The bell, still begging to be rung sat still, it’s long frayed rope dangling like a hangman’s noose. I looked out over the waist high grass, out the front door of the church to the cemetery resting below. Silhouettes slowly making their way to cars parked along the dirt road in the distance. One figure stood taller than the rest, he put one hand high in the hair and made a fist, then opened his hand and signaled a wave. Dad, and his brokenhearted welcome home.

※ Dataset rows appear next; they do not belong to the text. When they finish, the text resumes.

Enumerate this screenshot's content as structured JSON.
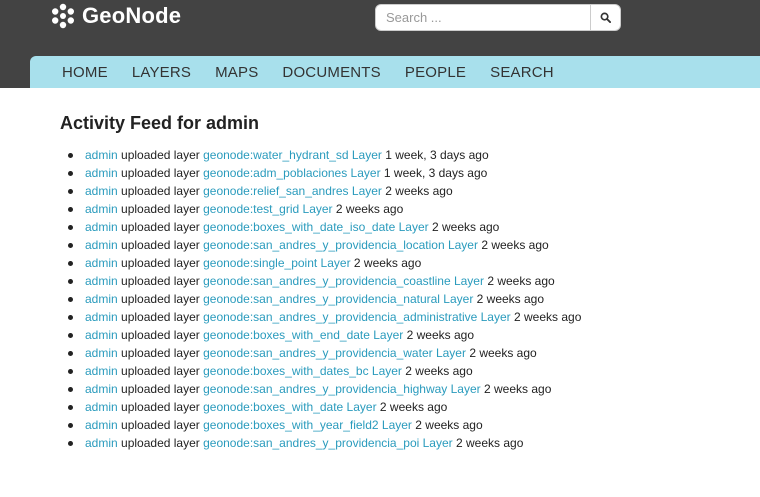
{
  "brand": {
    "name": "GeoNode"
  },
  "search": {
    "placeholder": "Search ...",
    "icon": "search-icon"
  },
  "nav": {
    "items": [
      "HOME",
      "LAYERS",
      "MAPS",
      "DOCUMENTS",
      "PEOPLE",
      "SEARCH"
    ]
  },
  "colors": {
    "topbar": "#434343",
    "navbar": "#a8e0ec",
    "link": "#2a9bbd"
  },
  "page": {
    "title": "Activity Feed for admin"
  },
  "feed": [
    {
      "actor": "admin",
      "verb": "uploaded layer",
      "target": "geonode:water_hydrant_sd Layer",
      "time": "1 week, 3 days ago"
    },
    {
      "actor": "admin",
      "verb": "uploaded layer",
      "target": "geonode:adm_poblaciones Layer",
      "time": "1 week, 3 days ago"
    },
    {
      "actor": "admin",
      "verb": "uploaded layer",
      "target": "geonode:relief_san_andres Layer",
      "time": "2 weeks ago"
    },
    {
      "actor": "admin",
      "verb": "uploaded layer",
      "target": "geonode:test_grid Layer",
      "time": "2 weeks ago"
    },
    {
      "actor": "admin",
      "verb": "uploaded layer",
      "target": "geonode:boxes_with_date_iso_date Layer",
      "time": "2 weeks ago"
    },
    {
      "actor": "admin",
      "verb": "uploaded layer",
      "target": "geonode:san_andres_y_providencia_location Layer",
      "time": "2 weeks ago"
    },
    {
      "actor": "admin",
      "verb": "uploaded layer",
      "target": "geonode:single_point Layer",
      "time": "2 weeks ago"
    },
    {
      "actor": "admin",
      "verb": "uploaded layer",
      "target": "geonode:san_andres_y_providencia_coastline Layer",
      "time": "2 weeks ago"
    },
    {
      "actor": "admin",
      "verb": "uploaded layer",
      "target": "geonode:san_andres_y_providencia_natural Layer",
      "time": "2 weeks ago"
    },
    {
      "actor": "admin",
      "verb": "uploaded layer",
      "target": "geonode:san_andres_y_providencia_administrative Layer",
      "time": "2 weeks ago"
    },
    {
      "actor": "admin",
      "verb": "uploaded layer",
      "target": "geonode:boxes_with_end_date Layer",
      "time": "2 weeks ago"
    },
    {
      "actor": "admin",
      "verb": "uploaded layer",
      "target": "geonode:san_andres_y_providencia_water Layer",
      "time": "2 weeks ago"
    },
    {
      "actor": "admin",
      "verb": "uploaded layer",
      "target": "geonode:boxes_with_dates_bc Layer",
      "time": "2 weeks ago"
    },
    {
      "actor": "admin",
      "verb": "uploaded layer",
      "target": "geonode:san_andres_y_providencia_highway Layer",
      "time": "2 weeks ago"
    },
    {
      "actor": "admin",
      "verb": "uploaded layer",
      "target": "geonode:boxes_with_date Layer",
      "time": "2 weeks ago"
    },
    {
      "actor": "admin",
      "verb": "uploaded layer",
      "target": "geonode:boxes_with_year_field2 Layer",
      "time": "2 weeks ago"
    },
    {
      "actor": "admin",
      "verb": "uploaded layer",
      "target": "geonode:san_andres_y_providencia_poi Layer",
      "time": "2 weeks ago"
    }
  ]
}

My eyes brimmed with tears, I swallowed hard, and pushed my fist in the air, opened my hand and weakly waved back. Heart battered against my breastbone, choked hard on all the excuses I might’ve used this time. Maybe I’d run out of words. Maybe there was nothing left to speak, it was time to just come home. I slowly inched my way out the door, down the steps, across the field to the graveyard below. Wooden crosses lined a few dirt mounds, tall poles with feathers flying in the breeze, horse hair galloping across the plains. Each plot housing the remains of someone I knew and loved, knew or loved. Each hole in the Earth filled to the surface with stony soil, unfit for growing food that could’ve nourished us beyond commodity cheese and mill worm infested sacks of flour. I try to push it all out of my mind, these thoughts that come creeping in every time I’m reminded of what it means to be surviving in their world. But maybe it’s time to face these things that’ve always tried to break us. In the distance thunder grumbles down to villages and irrigation ditches, over sweetgrass and empty arbor, and I knew the spirits were welcoming my brother home.

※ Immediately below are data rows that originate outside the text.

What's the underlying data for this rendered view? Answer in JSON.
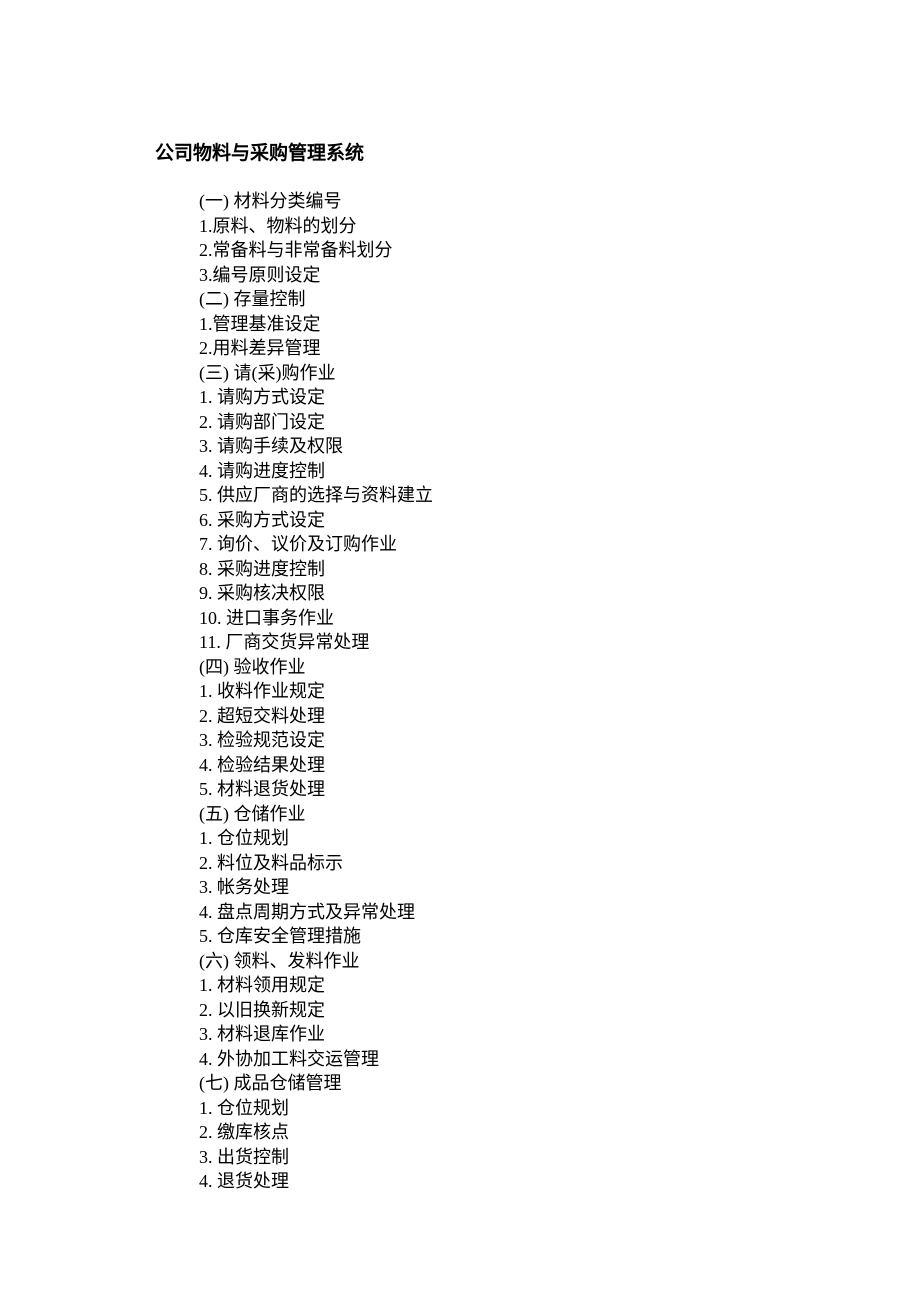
{
  "title": "公司物料与采购管理系统",
  "outline": [
    "(一) 材料分类编号",
    "1.原料、物料的划分",
    "2.常备料与非常备料划分",
    "3.编号原则设定",
    "(二) 存量控制",
    "1.管理基准设定",
    "2.用料差异管理",
    "(三) 请(采)购作业",
    "1. 请购方式设定",
    "2. 请购部门设定",
    "3. 请购手续及权限",
    "4. 请购进度控制",
    "5. 供应厂商的选择与资料建立",
    "6. 采购方式设定",
    "7. 询价、议价及订购作业",
    "8. 采购进度控制",
    "9. 采购核决权限",
    "10. 进口事务作业",
    "11. 厂商交货异常处理",
    "(四) 验收作业",
    "1. 收料作业规定",
    "2. 超短交料处理",
    "3. 检验规范设定",
    "4. 检验结果处理",
    "5. 材料退货处理",
    "(五) 仓储作业",
    "1. 仓位规划",
    "2. 料位及料品标示",
    "3. 帐务处理",
    "4. 盘点周期方式及异常处理",
    "5. 仓库安全管理措施",
    "(六) 领料、发料作业",
    "1. 材料领用规定",
    "2. 以旧换新规定",
    "3. 材料退库作业",
    "4. 外协加工料交运管理",
    "(七) 成品仓储管理",
    "1. 仓位规划",
    "2. 缴库核点",
    "3. 出货控制",
    "4. 退货处理"
  ]
}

The Archetype. The perfect child. The loyal one. I walk through the labyrinth of graves, families, lined up with clan; child and mother, father next to son, daughter and grandmother…for generations we’ve been coming home, or coming undone. I smile at the memory of how this was once the only place on the Rez that no one ever came without good reason. We’ve never wandered these grounds, sometimes my brother and I would watch these plots from the church steps on the hill. Overlooking our futures. We’d just gaze out over the distance. I thought about my brother’s toothy grin before I’d left home. He’d said, “You know I’ll be first and you’ll have to live up to me. All I never was, but what Dad expected us to be.”

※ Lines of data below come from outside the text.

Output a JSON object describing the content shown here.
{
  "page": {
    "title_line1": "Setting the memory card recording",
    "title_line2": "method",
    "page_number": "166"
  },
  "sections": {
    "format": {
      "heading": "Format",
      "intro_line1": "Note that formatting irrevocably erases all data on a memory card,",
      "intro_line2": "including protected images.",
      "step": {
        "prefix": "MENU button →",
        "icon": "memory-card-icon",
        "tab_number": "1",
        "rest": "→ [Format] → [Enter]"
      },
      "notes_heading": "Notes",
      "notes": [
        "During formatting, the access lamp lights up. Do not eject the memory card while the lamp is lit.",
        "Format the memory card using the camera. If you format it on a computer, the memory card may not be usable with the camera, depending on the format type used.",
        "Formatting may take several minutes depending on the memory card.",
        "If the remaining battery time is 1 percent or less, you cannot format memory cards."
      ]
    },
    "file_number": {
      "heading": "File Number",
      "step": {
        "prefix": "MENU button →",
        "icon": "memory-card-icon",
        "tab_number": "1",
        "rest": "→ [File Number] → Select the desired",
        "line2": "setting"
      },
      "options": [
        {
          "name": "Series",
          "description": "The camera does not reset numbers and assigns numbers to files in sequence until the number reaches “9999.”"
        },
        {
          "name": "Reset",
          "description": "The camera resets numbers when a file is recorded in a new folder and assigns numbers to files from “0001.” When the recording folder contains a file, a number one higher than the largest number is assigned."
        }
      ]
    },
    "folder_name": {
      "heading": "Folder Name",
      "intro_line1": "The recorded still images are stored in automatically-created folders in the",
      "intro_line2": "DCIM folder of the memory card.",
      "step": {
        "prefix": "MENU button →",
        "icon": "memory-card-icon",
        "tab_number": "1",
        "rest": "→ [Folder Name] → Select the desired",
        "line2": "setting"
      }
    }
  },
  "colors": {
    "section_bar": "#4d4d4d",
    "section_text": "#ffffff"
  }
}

His smiled had faded as he dropped his head, he looked down at my tight jeans and told me I needed to put some meat on my bones before I fell through my asshole and hung myself. We’d laughed deep and hard. I’d nodded, not knowing exactly what I was agreeing to, but realizing he was right. Like he always was, the copper kettle colored philosopher, bronzed from lifetimes of being kissed by the Sun. We’d sighed in unison, he’d put his hands on my shoulders and said, “Leave. Just go. Do all of the things you’ve never wanted to do. When you come home we can talk about how shitty the world really is. They’ll forgive you, cause you look just like me, just not as pretty.”

He’d been tired, a lot longer than me.